    Non-functioning paragangliomas (Pgls), also called chemodectomas, glomus tumours, or non-chromaffin Pgls, are rare, highly vascularised tumours, originating from neural crest derived chief cells of paraganglia in the head and neck region. The main affected sites are the carotid body, a small chemoreceptive organ that senses blood oxygen level, and the jugulotympanic paraganglia. These tumours are typically slow growing and benign but local invasion and distant metastases can occur. Most of the tumours present without causing specific symptoms. Rarely, chemodectomas can secrete catecholamines. Therefore these tumours are diagnosed late on in development when their growth causes symptoms such as dysphagia, bradycardia, or hearing loss. Most chemodectomas occur sporadically whereas 10% to 50% could correspond to familial forms inherited as an autosomal dominant trait with incomplete penetrance. For one susceptibility locus named Pgl1, the tumours are transmitted through the paternal line, a fact suggestive of genomic imprinting.1 Recently, patients with hereditary chemodectomas were shown to harbour a germline mutation in one of the two genes coding the small (SDHD) and large (SDHC) subunits of cytochrome b2,3 or in the gene encoding the iron sulphur protein subunit of succinate dehydrogenase (SDHB4). Gimm et al5 also identified germline mutations of SDHD in patients with isolated phaeochromocytomas (Phaeos), thus showing that SDHD was a new Pgl and Phaeo predisposing gene. The three subunits encoded by SDHB, SDHC, and SDHD together with the SDHA flavoprotein subunit are components of the mitochondrial complex II (succinate-coQoxidoreductase) that plays a central part in electron transport and the tricarboxylic acid cycle. Indeed, inherited Phaeos resulting from a germline SDHD mutation show a complete selective loss of complex II enzymatic activity and express higher levels of hypoxia induced factors (HIF1α and EPAS1) and VEGF than their sporadic counterparts.6

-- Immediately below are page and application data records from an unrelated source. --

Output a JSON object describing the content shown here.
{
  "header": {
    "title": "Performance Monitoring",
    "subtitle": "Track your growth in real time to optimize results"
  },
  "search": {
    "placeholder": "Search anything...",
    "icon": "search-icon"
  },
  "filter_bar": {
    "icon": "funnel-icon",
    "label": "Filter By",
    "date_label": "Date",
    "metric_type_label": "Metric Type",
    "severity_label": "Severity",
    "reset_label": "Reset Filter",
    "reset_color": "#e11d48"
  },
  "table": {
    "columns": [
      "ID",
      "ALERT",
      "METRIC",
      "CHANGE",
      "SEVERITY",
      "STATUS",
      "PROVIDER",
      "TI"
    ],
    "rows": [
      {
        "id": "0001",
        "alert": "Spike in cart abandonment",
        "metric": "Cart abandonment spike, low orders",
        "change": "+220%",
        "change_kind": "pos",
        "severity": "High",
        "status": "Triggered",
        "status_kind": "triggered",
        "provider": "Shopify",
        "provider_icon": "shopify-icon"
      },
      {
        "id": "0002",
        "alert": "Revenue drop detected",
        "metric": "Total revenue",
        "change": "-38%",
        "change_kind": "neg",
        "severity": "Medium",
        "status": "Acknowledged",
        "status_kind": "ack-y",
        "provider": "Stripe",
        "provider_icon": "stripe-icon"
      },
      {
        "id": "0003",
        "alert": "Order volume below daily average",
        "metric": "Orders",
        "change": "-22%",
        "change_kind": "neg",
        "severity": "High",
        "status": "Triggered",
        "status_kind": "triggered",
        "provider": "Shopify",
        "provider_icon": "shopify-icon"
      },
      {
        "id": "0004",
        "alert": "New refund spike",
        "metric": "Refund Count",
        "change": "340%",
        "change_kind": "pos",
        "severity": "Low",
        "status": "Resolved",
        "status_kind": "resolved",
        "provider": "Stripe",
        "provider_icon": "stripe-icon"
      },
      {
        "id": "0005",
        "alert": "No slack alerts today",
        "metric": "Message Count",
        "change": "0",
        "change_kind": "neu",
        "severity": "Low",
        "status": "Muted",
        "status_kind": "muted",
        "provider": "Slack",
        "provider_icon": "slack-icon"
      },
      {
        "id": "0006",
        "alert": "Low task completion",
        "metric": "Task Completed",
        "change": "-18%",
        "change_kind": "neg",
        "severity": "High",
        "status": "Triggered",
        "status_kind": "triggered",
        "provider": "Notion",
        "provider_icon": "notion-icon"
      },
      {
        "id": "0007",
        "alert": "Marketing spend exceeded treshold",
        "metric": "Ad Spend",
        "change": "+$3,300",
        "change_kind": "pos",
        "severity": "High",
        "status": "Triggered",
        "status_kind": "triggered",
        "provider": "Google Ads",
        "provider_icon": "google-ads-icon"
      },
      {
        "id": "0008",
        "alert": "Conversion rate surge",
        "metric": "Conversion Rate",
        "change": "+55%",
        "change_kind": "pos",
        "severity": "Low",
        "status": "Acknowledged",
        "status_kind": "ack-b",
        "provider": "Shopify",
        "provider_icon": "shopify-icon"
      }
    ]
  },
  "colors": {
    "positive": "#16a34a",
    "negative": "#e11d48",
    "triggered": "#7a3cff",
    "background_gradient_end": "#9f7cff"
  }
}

    Key points

    • Non-functioning and functioning paragangliomas (Pgls) …